About Randonneuring

Randonneuring is non-competitive, long distance cycling. Camaraderie, not competition, is the hallmark of randonneuring. Emphasis is placed on being self-supported.  

When riders participate in randonneuring events, they are part of a long tradition that goes back to the beginning of the sport of cycling in France and Italy.

What is a Randonneur?

There is no direct English translation of the French term “randonnée”, which loosely means to go on a long trip, tour, outing, or ramble, usually on foot or on a bicycle, along a defined route.  A person who goes on a “randonnée” is called a “randonneur”. (The correct French term for a female participant is “randonneuse”, but such distinctions are often lost in America, where we tend to lump everyone together).

In cycling, it means a hard-riding enthusiast who is trying to complete a long randonnée inside a certain time allotment.  Note that a randonnée is not a race.  Overall, about the only thing being first earns is some bragging rights.

It is not uncommon for the last finishers to get as much applause as anyone else.  Indeed, there is much camaraderie in randonneuring.  One does it to test oneself against the clock, the weather, and a challenging route – but not to beat the other riders.

In comparison to other forms of competitive long-distance cycling, such as at the Race Across America (RAAM), where there are following cars with crews supporting the riders every inch of the way, randonneuring stresses self-sufficiency.

Help can only be given at the checkpoints along the route, so support crews (if there are any) must leapfrog the rider.  Any rider caught receiving assistance from a support crew in-between checkpoints (or, “contrôles” as they are commonly called) will be subject to a time penalty, or even disqualification.

Randonneurs are free to buy food, supplies, or bike repairs at any stores they encounter along the route.  Once riders have successfully completed a 200-kilometer “brevet”, they are entitled to be called a “randonneur” or “randonneuse”.

If you’re looking for more of a challenge than your local century or double century ride, please consider joining us.

A Super Randonneur series consists of four brevets:

  • 200 Kilometer (125 Miles) with a time limit of 13.5 hours
  • 300 Kilometer (185 Miles) with a time limit of 20.0 hours
  • 400 Kilometer (250 Miles) with a time limit of 27.0 hours
  • 600 Kilometer (375 Miles) with a time limit of 40.0 hours

Only Super Randonneurs are allowed to attempt the ultimate Randonneuring challenge–the 1200 kilometer (750 mile) randonnee – which must be completed in 90 hours. In 2015, the oldest of these events, Paris-Brest-Paris, took place, as it does every 4 years. The next PBP will be held in August of 2019. 

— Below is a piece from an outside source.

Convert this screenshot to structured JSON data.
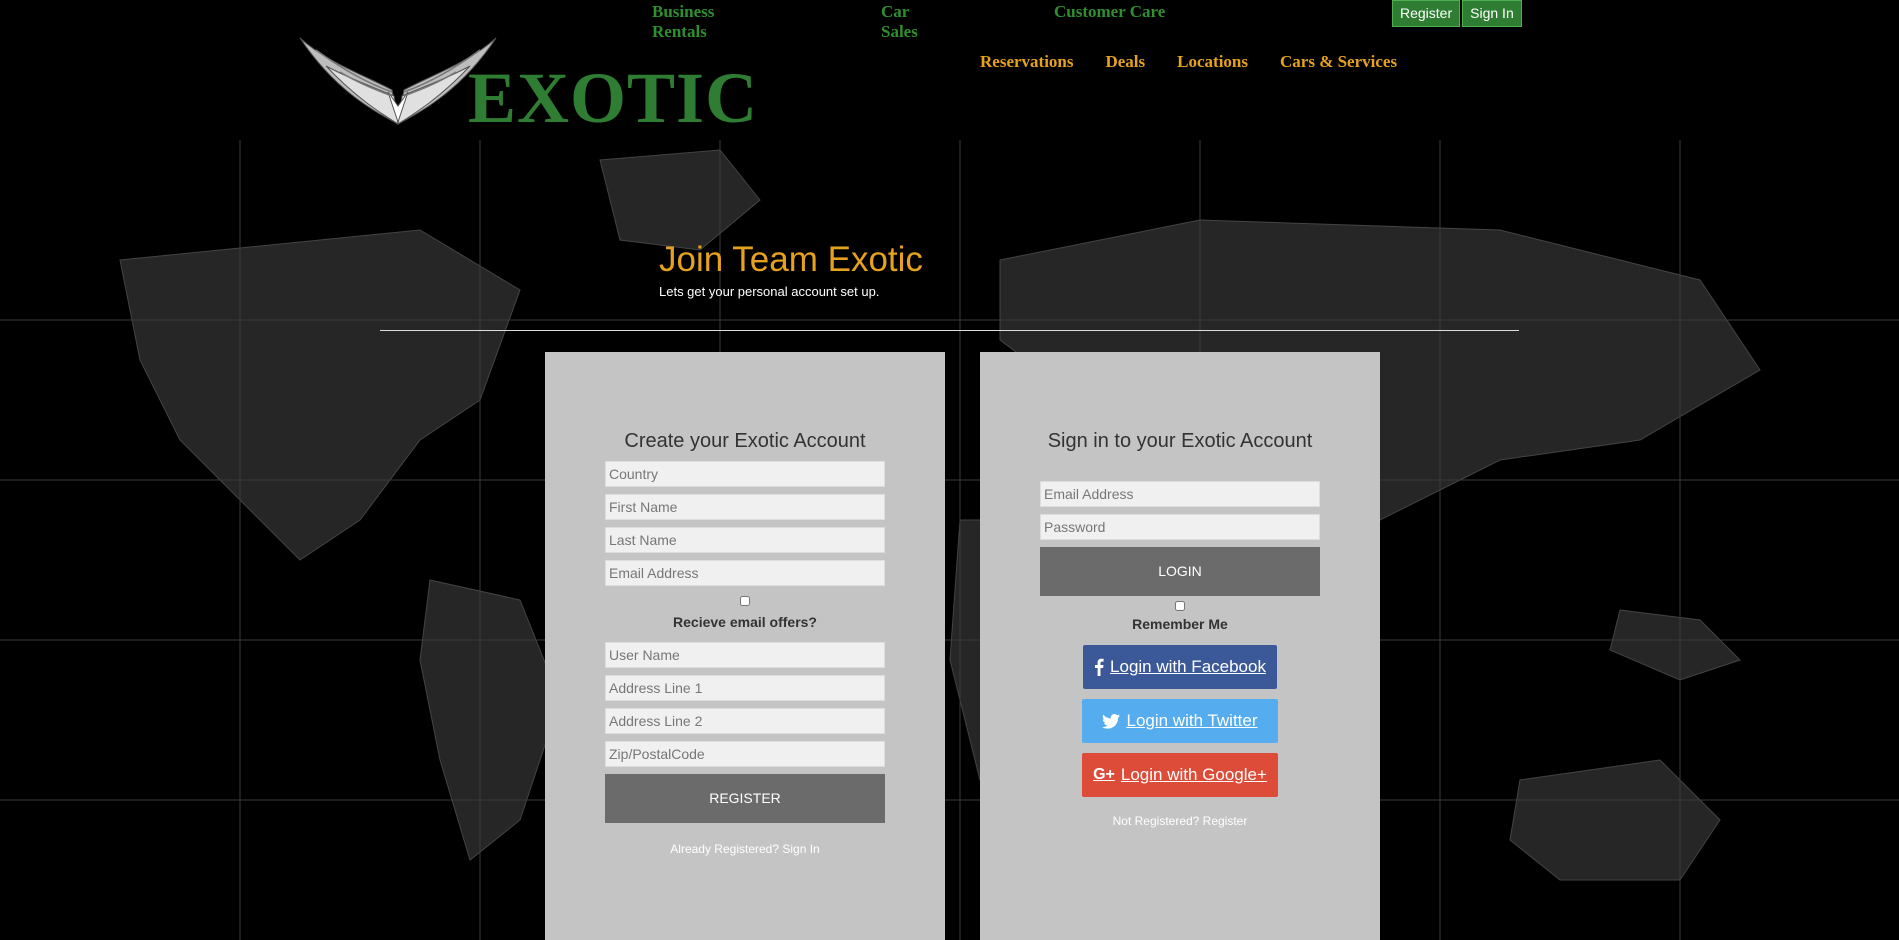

One thing to keep in mind about Randonneuring: it is not about how fast you are; it is more about your ability to manage the miles in the time allowed. On long brevets of 1,200 kilometers (750 miles in 90 hours or less), the last rider to finish is actually held in high honor, as all recognize the extra effort it took to finish, even as time was running out.

Below are a few links about randonneuring:

NPR article on randonneuring

 About randonneuring

Off the beaten path